15 jul - 5 aug 2017

CLUB 82

15 Jul 2017 12:00 PM

CLUB82WEB

EXHIBITION: SAT 15TH JUL – SAT 5TH AUG, WED – SAT, 12 – 6PM

PRIVATE VIEW: FRI 14TH JUL, 7PM

PLEASE NOTE THAT THE GALLERY WILL CLOSE AT 3PM ON SATURDAY 15TH JULY FOR AN EVENT.

The Horse Hospital is proud to present an installation of rare photographs, brochures and related documents from the notorious Club 82, an outrageous drag club that operated exclusively in New York East Village from 1953 until the mid 1970s. The basement club was home to a host of famous female impersonators and gained a reputation for vivid and extravagant live shows, celebrity clientele and raucous soirees.

Before the Stonewall riots of 1969, openly gay bars and clubs were illegal. Club 82, like many other “gay” establishments of the time who sought impunity from the authorities, was reportedly owned and operated by the mafia. Slipping through the grasp of the law, the club’s popularity grew with both heterosexual and gay clientele.

As Club 82 flourished, the USA’s top female impersonators flocked to the club in search of employment, some holding jobs there for decades.

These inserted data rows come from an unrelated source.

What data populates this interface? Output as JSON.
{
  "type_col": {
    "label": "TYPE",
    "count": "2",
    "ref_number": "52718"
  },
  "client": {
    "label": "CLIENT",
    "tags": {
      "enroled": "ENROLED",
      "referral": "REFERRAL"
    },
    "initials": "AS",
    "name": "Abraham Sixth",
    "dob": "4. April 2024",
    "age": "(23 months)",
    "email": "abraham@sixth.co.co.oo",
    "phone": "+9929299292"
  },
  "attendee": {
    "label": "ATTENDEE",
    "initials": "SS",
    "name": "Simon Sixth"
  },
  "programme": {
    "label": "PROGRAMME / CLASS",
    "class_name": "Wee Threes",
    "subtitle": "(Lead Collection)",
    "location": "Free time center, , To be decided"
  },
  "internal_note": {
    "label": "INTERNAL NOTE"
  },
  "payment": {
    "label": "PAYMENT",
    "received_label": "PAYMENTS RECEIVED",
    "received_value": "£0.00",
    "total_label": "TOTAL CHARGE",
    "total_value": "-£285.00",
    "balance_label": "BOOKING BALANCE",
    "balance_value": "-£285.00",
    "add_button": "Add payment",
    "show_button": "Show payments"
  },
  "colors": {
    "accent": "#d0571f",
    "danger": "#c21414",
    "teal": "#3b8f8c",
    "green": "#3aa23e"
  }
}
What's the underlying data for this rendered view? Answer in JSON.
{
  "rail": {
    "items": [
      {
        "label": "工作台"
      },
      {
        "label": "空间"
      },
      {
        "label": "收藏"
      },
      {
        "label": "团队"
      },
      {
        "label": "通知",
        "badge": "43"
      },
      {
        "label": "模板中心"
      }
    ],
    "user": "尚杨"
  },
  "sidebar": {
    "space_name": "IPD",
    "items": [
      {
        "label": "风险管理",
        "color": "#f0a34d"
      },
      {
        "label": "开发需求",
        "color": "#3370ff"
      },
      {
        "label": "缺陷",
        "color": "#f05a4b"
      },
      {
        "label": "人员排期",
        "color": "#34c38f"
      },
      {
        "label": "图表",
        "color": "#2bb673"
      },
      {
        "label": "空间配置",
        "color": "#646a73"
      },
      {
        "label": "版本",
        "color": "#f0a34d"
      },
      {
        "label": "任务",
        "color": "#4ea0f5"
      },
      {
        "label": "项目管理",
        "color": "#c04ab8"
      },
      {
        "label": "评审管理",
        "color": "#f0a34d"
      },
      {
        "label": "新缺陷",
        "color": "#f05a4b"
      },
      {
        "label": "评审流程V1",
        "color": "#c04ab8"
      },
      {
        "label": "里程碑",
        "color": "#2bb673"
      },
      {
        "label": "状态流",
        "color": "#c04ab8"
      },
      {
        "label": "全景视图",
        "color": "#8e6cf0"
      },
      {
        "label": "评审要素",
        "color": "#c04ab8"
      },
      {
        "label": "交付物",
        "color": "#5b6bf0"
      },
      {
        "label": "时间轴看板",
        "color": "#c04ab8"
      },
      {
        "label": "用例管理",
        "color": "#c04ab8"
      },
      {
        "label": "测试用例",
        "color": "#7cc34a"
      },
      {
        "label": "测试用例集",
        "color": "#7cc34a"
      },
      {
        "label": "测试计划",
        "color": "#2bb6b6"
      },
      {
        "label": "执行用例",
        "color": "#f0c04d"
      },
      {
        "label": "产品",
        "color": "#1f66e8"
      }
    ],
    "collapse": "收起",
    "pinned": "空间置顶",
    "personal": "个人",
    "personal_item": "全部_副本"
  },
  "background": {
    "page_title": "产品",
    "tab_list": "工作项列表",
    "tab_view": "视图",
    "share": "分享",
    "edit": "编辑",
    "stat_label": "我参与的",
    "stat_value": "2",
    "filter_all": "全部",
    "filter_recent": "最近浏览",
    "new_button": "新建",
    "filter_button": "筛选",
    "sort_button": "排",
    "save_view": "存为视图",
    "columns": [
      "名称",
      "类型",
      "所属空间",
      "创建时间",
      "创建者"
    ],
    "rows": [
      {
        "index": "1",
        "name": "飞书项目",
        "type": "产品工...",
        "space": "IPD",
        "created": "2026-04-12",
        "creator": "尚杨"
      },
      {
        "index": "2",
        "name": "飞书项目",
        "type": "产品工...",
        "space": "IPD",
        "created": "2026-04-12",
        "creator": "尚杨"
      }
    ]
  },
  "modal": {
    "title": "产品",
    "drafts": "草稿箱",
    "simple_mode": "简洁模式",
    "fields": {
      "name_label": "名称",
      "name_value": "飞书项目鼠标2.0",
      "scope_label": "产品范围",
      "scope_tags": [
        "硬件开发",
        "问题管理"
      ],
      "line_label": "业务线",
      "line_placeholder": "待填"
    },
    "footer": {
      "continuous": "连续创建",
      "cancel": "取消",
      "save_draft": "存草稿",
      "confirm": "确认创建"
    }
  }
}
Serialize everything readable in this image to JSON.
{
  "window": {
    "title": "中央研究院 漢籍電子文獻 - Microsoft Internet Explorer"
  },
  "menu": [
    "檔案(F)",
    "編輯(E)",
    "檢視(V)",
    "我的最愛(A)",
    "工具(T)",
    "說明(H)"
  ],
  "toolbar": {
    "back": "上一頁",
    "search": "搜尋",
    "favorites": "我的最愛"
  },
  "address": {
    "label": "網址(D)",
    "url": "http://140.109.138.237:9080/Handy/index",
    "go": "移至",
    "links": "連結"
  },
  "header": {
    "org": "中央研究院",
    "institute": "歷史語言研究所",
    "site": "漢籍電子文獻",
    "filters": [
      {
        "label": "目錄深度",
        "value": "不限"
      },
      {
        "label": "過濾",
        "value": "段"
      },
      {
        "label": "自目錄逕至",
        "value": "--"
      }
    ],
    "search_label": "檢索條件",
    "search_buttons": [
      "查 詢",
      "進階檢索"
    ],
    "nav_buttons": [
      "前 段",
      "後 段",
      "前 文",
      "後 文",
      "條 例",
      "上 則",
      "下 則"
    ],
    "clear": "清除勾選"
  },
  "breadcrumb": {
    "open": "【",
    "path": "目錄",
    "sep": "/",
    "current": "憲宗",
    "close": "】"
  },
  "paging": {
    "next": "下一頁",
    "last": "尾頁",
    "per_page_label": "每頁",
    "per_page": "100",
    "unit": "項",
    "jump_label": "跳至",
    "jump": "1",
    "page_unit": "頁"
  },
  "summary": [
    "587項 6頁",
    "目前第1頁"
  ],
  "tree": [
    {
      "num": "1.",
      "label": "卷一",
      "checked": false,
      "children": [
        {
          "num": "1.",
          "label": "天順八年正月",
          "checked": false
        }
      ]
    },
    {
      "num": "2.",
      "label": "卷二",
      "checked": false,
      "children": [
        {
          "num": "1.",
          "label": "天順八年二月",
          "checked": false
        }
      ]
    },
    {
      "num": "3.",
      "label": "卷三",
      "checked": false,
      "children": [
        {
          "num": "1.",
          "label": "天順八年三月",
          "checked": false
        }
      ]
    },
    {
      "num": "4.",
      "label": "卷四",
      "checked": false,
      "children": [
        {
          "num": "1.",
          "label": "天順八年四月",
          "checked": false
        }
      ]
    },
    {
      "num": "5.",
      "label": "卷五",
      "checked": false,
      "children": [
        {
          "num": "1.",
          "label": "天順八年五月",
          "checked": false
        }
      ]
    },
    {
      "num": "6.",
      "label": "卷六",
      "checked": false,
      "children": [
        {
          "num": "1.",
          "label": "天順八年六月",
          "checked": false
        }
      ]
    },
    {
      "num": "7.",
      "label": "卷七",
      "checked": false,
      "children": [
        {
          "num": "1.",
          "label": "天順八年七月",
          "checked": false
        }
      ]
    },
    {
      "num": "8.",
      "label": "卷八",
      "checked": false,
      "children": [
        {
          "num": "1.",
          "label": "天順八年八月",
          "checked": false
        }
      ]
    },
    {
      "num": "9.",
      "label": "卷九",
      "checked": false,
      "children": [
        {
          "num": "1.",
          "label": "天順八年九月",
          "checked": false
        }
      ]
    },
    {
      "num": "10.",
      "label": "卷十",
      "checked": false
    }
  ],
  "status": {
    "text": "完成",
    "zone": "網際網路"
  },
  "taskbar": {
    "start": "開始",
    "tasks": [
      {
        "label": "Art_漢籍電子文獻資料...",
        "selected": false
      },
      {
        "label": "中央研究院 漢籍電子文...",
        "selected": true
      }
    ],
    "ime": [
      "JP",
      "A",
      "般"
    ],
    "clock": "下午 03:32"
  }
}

The Revue – the clubs in-house stage show – was directed by Kitt Russell, a US Navy veteran revered as “America’s top femme mimic”. Their live-shows were complex and labour intensive productions combining innovative stagecraft, scored music, and complex choreographies. They were known for their dazzling costume design and high production values – one theatre programme stating: The skillful design of our underwater scenes is the work of Terry Lane. They are all quite beautiful, but actually it would have been much less expensive to flood the club.

However the burgeoning LGBT rights movement of the 1970’s would see laws and public opinion change, consequently elicit drag clubs like Club 82 either closed their doors or adapted into more conventional venues. By 1974 the New York Dolls, and other Punk bands had played there in an effort to keep its doors open, but sadly it remained a relic of a different time, and in the end nothing could save it. This exhibition uncovers an important and little known chapter of queer culture and history in New York at that time.

As part of the exhibition a programme of screenings and events will run concurrently with exhibition throughout July and August, details TBA.

Many thanks to JD Doyle for permission to use images from Queer Music Heritage archive.